(Excerpts from an interface dataset)
####################

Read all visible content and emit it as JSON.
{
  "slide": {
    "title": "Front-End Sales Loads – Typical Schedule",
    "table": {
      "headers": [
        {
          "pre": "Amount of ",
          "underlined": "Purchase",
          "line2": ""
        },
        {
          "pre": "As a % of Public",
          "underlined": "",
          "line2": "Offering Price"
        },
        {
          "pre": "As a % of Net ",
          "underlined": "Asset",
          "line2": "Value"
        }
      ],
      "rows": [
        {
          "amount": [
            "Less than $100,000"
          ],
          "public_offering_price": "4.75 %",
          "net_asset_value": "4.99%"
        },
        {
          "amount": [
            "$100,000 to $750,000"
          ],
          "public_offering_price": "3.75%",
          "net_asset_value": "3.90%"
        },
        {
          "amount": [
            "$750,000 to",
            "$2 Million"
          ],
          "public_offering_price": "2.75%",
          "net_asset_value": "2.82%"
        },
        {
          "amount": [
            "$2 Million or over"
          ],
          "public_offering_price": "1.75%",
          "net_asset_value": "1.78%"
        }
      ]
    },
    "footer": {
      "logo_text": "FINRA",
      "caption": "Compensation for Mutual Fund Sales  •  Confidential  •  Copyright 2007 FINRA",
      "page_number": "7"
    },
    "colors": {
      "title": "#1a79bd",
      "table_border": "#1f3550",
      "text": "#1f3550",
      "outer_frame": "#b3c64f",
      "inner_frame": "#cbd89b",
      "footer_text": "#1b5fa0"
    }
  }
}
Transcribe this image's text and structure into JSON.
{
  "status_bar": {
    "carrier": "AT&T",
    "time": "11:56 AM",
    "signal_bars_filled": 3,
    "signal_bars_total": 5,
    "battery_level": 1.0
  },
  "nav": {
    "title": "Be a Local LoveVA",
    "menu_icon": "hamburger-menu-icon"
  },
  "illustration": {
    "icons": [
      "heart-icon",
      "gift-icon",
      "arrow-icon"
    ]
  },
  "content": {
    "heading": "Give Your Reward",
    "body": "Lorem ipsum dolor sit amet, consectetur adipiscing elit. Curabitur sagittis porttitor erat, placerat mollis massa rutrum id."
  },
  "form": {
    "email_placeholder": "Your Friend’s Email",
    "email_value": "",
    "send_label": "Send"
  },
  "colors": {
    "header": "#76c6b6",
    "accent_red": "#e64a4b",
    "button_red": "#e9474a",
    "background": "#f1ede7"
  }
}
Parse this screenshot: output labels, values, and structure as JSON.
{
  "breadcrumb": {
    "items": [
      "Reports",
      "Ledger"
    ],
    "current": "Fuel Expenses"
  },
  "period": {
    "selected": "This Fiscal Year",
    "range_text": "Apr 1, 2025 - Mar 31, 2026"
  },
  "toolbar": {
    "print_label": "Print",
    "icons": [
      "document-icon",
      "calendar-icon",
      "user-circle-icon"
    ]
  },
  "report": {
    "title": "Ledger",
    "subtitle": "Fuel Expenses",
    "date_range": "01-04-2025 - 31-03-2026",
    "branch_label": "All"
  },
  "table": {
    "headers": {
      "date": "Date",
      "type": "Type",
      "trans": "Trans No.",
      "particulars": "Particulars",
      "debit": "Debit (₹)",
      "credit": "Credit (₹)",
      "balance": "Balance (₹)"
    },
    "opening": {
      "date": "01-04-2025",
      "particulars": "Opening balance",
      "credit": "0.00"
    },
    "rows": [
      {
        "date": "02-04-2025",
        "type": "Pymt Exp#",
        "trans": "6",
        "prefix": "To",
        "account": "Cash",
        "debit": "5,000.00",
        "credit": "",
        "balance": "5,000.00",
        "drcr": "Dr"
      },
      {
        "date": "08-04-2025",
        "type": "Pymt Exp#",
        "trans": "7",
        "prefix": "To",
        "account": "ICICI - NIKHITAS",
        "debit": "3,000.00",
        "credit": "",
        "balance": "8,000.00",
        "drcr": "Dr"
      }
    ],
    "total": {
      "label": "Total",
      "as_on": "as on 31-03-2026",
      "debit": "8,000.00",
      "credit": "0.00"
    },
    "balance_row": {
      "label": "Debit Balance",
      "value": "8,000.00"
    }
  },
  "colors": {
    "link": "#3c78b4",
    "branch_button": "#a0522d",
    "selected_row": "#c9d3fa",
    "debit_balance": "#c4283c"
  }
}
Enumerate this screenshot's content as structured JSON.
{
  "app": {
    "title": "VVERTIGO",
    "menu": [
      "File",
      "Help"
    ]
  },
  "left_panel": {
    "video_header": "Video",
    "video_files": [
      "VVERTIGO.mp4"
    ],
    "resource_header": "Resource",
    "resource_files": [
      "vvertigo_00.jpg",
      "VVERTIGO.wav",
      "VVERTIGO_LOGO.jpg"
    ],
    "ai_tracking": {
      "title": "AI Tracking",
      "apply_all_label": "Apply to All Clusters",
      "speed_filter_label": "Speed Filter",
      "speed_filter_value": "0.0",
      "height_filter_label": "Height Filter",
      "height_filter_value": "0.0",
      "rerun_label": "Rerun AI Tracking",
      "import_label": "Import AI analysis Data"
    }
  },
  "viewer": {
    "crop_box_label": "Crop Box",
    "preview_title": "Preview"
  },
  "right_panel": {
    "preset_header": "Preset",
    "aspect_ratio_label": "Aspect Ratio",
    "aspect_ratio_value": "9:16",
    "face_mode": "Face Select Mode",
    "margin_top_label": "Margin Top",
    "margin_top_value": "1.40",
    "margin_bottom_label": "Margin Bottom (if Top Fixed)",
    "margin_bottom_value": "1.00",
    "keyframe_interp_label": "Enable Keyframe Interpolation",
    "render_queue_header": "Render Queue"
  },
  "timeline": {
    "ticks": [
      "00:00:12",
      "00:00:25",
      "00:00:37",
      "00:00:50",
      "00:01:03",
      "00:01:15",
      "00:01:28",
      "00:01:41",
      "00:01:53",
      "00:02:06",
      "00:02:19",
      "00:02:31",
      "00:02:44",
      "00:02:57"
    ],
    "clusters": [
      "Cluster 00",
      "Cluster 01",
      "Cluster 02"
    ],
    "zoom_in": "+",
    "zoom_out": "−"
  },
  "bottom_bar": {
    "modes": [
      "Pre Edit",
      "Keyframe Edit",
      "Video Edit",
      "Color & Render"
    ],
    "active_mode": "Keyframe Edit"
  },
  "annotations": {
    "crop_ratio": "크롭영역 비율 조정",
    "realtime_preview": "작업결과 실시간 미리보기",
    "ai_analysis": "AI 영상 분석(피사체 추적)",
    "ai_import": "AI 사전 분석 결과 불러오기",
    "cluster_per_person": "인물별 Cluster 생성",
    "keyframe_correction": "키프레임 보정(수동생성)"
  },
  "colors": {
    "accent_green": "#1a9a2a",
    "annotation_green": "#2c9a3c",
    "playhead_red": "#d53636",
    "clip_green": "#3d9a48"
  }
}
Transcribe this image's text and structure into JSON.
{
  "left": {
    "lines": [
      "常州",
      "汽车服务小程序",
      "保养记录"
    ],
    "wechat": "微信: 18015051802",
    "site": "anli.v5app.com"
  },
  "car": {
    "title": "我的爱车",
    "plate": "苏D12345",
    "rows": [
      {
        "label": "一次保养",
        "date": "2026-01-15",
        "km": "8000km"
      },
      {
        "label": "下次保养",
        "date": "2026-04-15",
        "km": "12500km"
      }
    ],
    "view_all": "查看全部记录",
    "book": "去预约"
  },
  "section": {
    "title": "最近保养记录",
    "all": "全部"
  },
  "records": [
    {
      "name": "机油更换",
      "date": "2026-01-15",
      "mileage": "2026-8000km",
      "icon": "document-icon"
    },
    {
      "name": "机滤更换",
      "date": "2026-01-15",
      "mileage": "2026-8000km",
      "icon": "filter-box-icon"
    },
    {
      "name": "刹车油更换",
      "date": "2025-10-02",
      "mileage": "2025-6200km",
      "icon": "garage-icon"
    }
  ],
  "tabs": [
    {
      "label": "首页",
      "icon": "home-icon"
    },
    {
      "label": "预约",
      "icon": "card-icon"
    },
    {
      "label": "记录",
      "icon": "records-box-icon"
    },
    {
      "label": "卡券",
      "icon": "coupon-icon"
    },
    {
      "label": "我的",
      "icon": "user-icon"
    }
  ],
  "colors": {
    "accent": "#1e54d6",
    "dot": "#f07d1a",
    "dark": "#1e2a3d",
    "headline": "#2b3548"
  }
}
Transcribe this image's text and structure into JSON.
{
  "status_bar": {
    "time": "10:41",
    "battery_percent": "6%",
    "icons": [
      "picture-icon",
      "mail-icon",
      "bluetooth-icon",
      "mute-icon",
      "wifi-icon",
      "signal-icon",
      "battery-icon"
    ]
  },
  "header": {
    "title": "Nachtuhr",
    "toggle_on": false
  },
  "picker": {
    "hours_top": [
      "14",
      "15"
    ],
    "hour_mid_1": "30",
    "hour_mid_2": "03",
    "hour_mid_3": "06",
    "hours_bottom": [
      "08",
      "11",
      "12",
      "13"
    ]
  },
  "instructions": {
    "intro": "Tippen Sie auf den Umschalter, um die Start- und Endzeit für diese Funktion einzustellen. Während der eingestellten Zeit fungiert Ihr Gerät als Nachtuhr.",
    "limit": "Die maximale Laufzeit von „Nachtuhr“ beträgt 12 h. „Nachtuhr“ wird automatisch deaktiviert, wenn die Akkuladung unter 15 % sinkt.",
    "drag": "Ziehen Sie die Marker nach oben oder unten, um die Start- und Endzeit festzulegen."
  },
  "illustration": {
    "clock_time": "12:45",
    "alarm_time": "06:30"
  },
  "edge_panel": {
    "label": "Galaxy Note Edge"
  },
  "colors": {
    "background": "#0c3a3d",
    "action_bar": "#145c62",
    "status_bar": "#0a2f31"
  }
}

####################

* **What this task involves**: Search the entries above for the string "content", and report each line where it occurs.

* **Task answer**:
Read all visible content and emit it as JSON.
  "content": {
Enumerate this screenshot's content as structured JSON.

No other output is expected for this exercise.